▶ Required action: Nothing but an exact reprint of the records is to be returned.

+++ Supplied data

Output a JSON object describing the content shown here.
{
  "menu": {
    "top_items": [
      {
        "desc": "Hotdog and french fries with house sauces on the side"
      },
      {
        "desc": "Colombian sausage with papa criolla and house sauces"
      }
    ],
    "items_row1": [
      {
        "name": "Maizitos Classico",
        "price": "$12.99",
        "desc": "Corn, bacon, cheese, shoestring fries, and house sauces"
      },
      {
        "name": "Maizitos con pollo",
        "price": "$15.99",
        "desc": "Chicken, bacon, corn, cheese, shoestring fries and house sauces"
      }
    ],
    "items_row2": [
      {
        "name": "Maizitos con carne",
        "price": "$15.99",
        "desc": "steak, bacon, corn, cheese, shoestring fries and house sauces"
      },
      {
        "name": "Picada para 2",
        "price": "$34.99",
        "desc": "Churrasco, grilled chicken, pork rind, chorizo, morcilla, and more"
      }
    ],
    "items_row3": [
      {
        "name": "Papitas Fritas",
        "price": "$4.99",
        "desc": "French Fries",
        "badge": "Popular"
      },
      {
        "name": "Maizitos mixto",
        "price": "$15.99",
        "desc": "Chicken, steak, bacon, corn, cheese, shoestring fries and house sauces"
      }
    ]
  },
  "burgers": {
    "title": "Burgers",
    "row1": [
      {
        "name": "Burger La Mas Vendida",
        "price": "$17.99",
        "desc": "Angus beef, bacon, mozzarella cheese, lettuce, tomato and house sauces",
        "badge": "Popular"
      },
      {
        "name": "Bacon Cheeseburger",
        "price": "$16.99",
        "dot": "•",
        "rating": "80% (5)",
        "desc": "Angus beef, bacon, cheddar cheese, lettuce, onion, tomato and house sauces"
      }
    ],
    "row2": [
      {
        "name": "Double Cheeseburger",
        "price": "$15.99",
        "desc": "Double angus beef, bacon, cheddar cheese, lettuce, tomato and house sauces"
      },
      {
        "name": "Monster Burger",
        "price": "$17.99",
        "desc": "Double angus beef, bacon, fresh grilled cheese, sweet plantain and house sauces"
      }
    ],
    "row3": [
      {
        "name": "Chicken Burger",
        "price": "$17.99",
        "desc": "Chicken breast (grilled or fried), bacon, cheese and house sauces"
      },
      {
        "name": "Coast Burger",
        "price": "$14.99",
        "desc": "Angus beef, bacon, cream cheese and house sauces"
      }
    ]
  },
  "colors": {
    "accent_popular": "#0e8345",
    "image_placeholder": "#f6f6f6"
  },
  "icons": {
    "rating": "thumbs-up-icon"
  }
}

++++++

▶ Task output:
Output a JSON object describing the content shown here.
{
  "menu": {
    "top_items": [
      {
        "desc": "Hotdog and french fries with house sauces on the side"
      },
      {
        "desc": "Colombian sausage with papa criolla and house sauces"
      }
    ],
    "items_row1": [
      {
        "name": "Maizitos Classico",
        "price": "$12.99",
        "desc": "Corn, bacon, cheese, shoestring fries, and house sauces"
      },
      {
        "name": "Maizitos con pollo",
        "price": "$15.99",
        "desc": "Chicken, bacon, corn, cheese, shoestring fries and house sauces"
      }
    ],
    "items_row2": [
      {
        "name": "Maizitos con carne",
        "price": "$15.99",
        "desc": "steak, bacon, corn, cheese, shoestring fries and house sauces"
      },
      {
        "name": "Picada para 2",
        "price": "$34.99",
        "desc": "Churrasco, grilled chicken, pork rind, chorizo, morcilla, and more"
      }
    ],
    "items_row3": [
      {
        "name": "Papitas Fritas",
        "price": "$4.99",
        "desc": "French Fries",
        "badge": "Popular"
      },
      {
        "name": "Maizitos mixto",
        "price": "$15.99",
        "desc": "Chicken, steak, bacon, corn, cheese, shoestring fries and house sauces"
      }
    ]
  },
  "burgers": {
    "title": "Burgers",
    "row1": [
      {
        "name": "Burger La Mas Vendida",
        "price": "$17.99",
        "desc": "Angus beef, bacon, mozzarella cheese, lettuce, tomato and house sauces",
        "badge": "Popular"
      },
      {
        "name": "Bacon Cheeseburger",
        "price": "$16.99",
        "dot": "•",
        "rating": "80% (5)",
        "desc": "Angus beef, bacon, cheddar cheese, lettuce, onion, tomato and house sauces"
      }
    ],
    "row2": [
      {
        "name": "Double Cheeseburger",
        "price": "$15.99",
        "desc": "Double angus beef, bacon, cheddar cheese, lettuce, tomato and house sauces"
      },
      {
        "name": "Monster Burger",
        "price": "$17.99",
        "desc": "Double angus beef, bacon, fresh grilled cheese, sweet plantain and house sauces"
      }
    ],
    "row3": [
      {
        "name": "Chicken Burger",
        "price": "$17.99",
        "desc": "Chicken breast (grilled or fried), bacon, cheese and house sauces"
      },
      {
        "name": "Coast Burger",
        "price": "$14.99",
        "desc": "Angus beef, bacon, cream cheese and house sauces"
      }
    ]
  },
  "colors": {
    "accent_popular": "#0e8345",
    "image_placeholder": "#f6f6f6"
  },
  "icons": {
    "rating": "thumbs-up-icon"
  }
}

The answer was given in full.